  • Supports economic empowerment and skills development of vulnerable women in tie and dye skills. The skills training program puts emphasis on decreasing vulnerability of GBV woman survivors and vulnerable women through participation in livelihood generating activities. The objective is to empower, educate and raise their awareness in the protection measures against GBV and to reintegrate them into the society in a sustainable and dignified ways. Interventions include technical and skill trainings combined with a startup kit at the end of training to enable them to establish small business enterprises, beneficiaries also undergo literacy and numeracy training.
  • Develop and strengthen local level referral pathways through service mapping. NoFYL through the GBVAoR have jointly conducted a GBV service mapping exercise to identify active local and international actors that provide services to survivors of gender-based violence (GBV) across the South Central. This exercise included mapping of health facilities and institutions that provides or has capacity to provide GBV responses (upon capacity building). The purpose of the mapping was to strengthen the referral system for GBV and having a unified system in this regard. The GBV mapping exercise focused on the key actors on the ground responding to GBV and which services are being provided and where and by whom (collecting contact details for building a referral network). This exercise culminated into development of an online referral directory for Somalia, it can be accessed through
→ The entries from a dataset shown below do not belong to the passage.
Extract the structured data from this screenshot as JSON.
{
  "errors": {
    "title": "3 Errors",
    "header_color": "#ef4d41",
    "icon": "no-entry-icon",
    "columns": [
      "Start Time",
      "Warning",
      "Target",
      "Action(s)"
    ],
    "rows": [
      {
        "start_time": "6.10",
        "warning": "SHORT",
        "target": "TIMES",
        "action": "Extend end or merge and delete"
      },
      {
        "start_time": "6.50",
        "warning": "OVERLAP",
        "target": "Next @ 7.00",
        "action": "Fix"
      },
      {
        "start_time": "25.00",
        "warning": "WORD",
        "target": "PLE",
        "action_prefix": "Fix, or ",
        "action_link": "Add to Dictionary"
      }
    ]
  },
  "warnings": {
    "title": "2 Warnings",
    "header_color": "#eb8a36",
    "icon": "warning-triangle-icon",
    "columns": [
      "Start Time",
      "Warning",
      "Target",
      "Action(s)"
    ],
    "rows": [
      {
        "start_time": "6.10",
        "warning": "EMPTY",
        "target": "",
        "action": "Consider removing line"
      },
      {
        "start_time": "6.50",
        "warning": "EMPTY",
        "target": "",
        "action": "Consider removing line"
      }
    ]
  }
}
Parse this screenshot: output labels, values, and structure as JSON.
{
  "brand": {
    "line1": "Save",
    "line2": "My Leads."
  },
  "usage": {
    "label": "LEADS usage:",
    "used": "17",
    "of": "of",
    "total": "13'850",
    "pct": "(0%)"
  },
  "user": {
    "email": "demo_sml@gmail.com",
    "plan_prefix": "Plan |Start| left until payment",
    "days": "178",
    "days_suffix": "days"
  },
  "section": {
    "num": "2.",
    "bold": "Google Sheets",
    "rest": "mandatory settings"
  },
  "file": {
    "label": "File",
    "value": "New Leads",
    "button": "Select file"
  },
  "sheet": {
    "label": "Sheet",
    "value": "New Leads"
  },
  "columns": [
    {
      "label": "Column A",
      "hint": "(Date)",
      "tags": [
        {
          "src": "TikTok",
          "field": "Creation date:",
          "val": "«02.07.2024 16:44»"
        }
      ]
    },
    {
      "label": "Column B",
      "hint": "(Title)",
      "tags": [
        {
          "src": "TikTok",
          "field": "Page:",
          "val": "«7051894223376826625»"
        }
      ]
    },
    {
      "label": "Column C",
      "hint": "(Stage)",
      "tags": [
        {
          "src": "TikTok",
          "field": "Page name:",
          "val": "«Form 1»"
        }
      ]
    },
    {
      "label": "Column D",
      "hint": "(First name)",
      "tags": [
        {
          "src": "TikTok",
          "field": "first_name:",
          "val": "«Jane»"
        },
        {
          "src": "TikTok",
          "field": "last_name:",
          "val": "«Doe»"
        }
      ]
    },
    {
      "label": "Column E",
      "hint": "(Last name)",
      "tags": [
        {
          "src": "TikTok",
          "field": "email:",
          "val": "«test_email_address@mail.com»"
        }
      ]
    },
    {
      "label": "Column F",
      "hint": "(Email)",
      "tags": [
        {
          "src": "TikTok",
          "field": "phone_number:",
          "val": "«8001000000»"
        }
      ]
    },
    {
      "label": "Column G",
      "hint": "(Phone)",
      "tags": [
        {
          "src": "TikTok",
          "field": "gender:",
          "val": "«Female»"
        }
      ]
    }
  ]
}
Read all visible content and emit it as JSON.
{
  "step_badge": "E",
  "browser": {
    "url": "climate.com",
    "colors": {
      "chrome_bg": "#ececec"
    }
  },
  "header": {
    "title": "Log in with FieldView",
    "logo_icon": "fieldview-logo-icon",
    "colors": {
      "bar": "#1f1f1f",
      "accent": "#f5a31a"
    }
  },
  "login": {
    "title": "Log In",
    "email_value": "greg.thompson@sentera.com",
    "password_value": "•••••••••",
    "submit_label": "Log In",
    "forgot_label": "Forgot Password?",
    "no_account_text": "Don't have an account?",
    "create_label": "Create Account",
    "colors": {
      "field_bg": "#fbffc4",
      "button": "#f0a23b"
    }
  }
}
  • GBV safety audits – The safety audits examines aspects pertaining to GBV and safeguarding, to ensure the safety of women and girls, including people with disabilities. The analysis of findings from safety audits will be used to inform actions including putting in place risk mitigation measures and advocating for the humanitarian community and service providers to improve the physical safety of living conditions, the distribution of and access to services, or security. The audit tools is usually based on visual observation as a means of assessing GBV risks related to the physical structure and layout, resource availability, and provision of humanitarian services and assistance.